Raw milk from a Knox County, Tenn., dairy is at the center of an E. coli outbreak that has sent at least three children to the hospital and led to a raid of the dairy.
As of Nov. 5, this number climbed to eight cases of E. coli illness among children, according to an update from U.S. Food Safety available here.
WATE TV News reports that deputies and officials from the Tennessee Health Department swarmed the McBee Dairy Farm in Mascot, Tenn., after the dairy’s raw milk was suspected in a local E. coli outbreak.
A cease-and-desist order was placed on the dairy pending further investigation.

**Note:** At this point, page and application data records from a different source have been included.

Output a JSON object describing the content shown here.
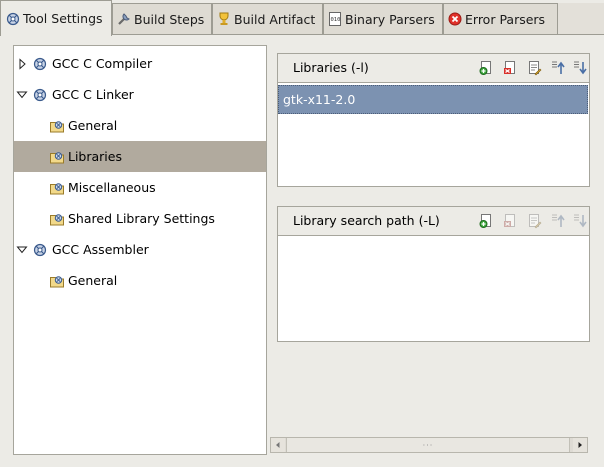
{
  "tabs": [
    {
      "label": "Tool Settings",
      "icon": "tool-settings-icon",
      "active": true
    },
    {
      "label": "Build Steps",
      "icon": "build-steps-icon",
      "active": false
    },
    {
      "label": "Build Artifact",
      "icon": "build-artifact-icon",
      "active": false
    },
    {
      "label": "Binary Parsers",
      "icon": "binary-parsers-icon",
      "active": false
    },
    {
      "label": "Error Parsers",
      "icon": "error-parsers-icon",
      "active": false
    }
  ],
  "tree": [
    {
      "label": "GCC C Compiler",
      "type": "tool",
      "expanded": false
    },
    {
      "label": "GCC C Linker",
      "type": "tool",
      "expanded": true
    },
    {
      "label": "General",
      "type": "option-category"
    },
    {
      "label": "Libraries",
      "type": "option-category",
      "selected": true
    },
    {
      "label": "Miscellaneous",
      "type": "option-category"
    },
    {
      "label": "Shared Library Settings",
      "type": "option-category"
    },
    {
      "label": "GCC Assembler",
      "type": "tool",
      "expanded": true
    },
    {
      "label": "General",
      "type": "option-category"
    }
  ],
  "libraries": {
    "title": "Libraries (-l)",
    "items": [
      "gtk-x11-2.0"
    ]
  },
  "library_search_path": {
    "title": "Library search path (-L)",
    "items": []
  },
  "scrollbar": {
    "grip": "···"
  },
  "colors": {
    "selection_tree": "#b1aa9e",
    "selection_list": "#7c92b1",
    "window_bg": "#ecebe6"
  }
}
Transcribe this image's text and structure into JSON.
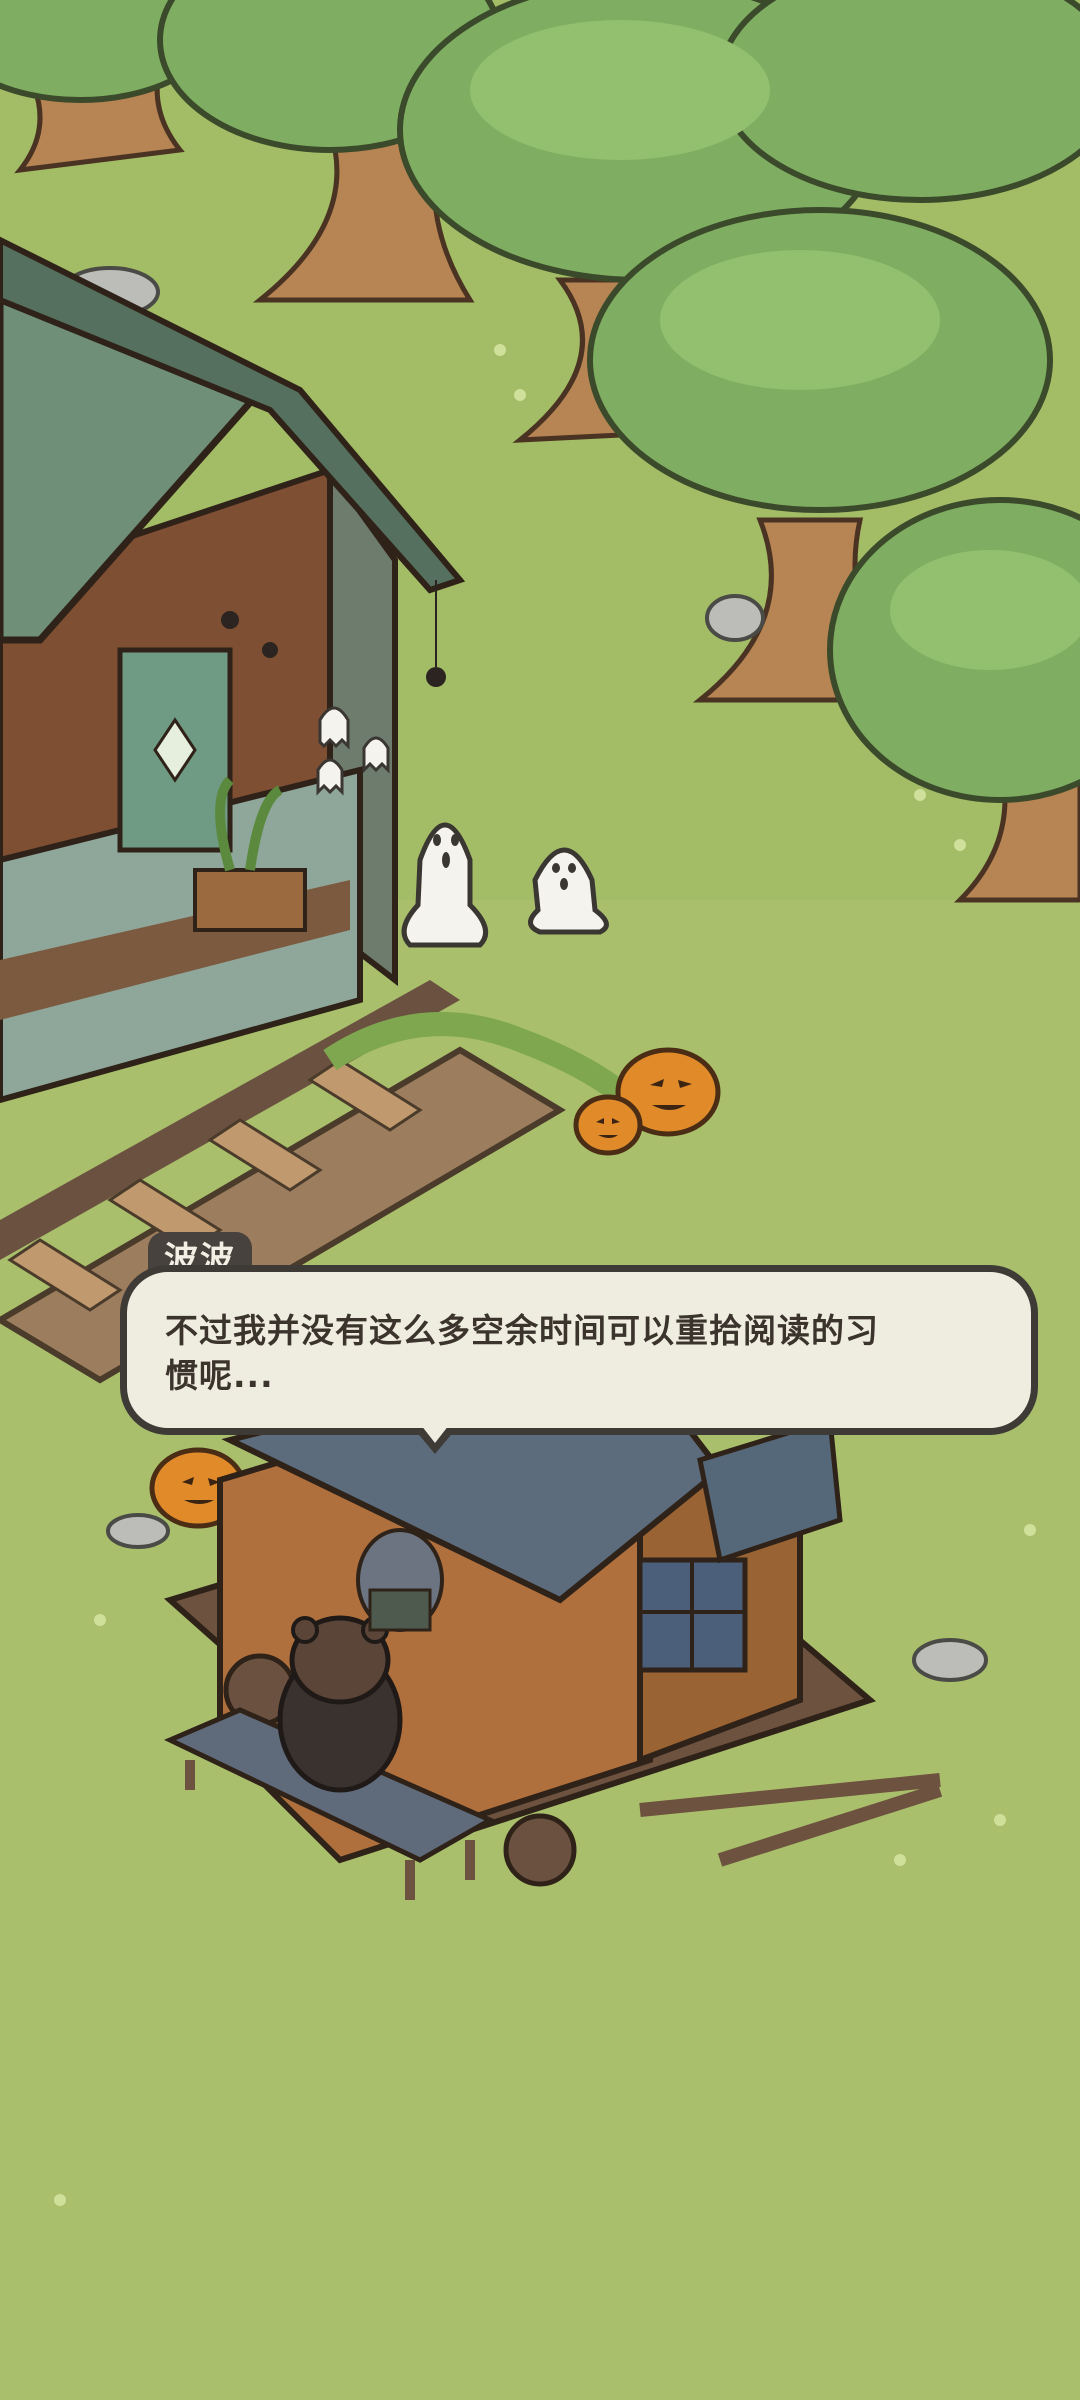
{
  "dialog": {
    "speaker": "波波",
    "line1": "不过我并没有这么多空余时间可以重拾阅读的习",
    "line2": "惯呢..."
  },
  "colors": {
    "grass": "#a9bf6c",
    "grass_dark": "#9bb262",
    "dialog_bg": "#efece0",
    "dialog_border": "#3e3b37",
    "name_tag": "#47423d",
    "tree_canopy": "#7fae62",
    "wood": "#8a5a3a",
    "roof_green": "#6f8f79",
    "roof_blue": "#5c6c7c",
    "pumpkin": "#e08a2a",
    "ghost": "#f5f3ee"
  },
  "scene": {
    "objects": [
      "tree",
      "wooden-house",
      "ghost",
      "pumpkin",
      "rail-track",
      "food-cart",
      "bear-character",
      "bench",
      "spider",
      "rock"
    ]
  }
}
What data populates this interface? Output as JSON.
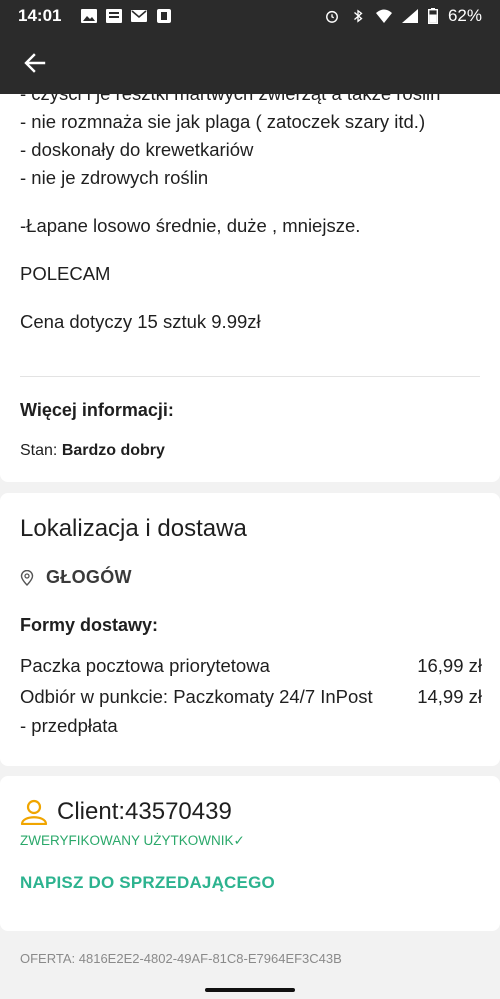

Owner Marcie McBee points that she warns all of her customers about the risks involved with drinking raw milk.
"We were aware of it and our customers have all been made aware of it several times," she told the TV station. "Our goal is to keep our customers safe.”
Knox County Health Director Martha Buchanan says that a case of E. coli can go from mild to severe over the course of just a few days.
"In children, in particular, if they get E. coli 157 and the symptoms would be fever, vomiting, and diarrhea. They can kind of have a mild case and then in a few days they can get really sick," Buchanan said.
WATE also reports the first batch of tests results from the dairy came back negative for E. coli bacteria. Results from more recent rounds of tests have yet to come in, as of Nov. 4.
Despite the initial negative results, officials have identified additional cases of E. coli infections. Read more.
E. coli can produce a toxin called Shiga, which can lead to severe illness. The infection can also cause hemolytic uremic syndrome, which can be especially dangerous for people with compromised immune systems, such as children.
Raw milk has been at the center of several raw milk outbreaks this year, including one in Canada that killed a person and sickened nearly a dozen more in an E. coli outbreak linked to raw milk cheese. In March, 24 people in Alaska fell ill in a campylobacter outbreak linked to raw milk, and Washington officials urged consumers in February to stop drinking raw milk after tests confirmed E. coli in raw milk from a local dairy.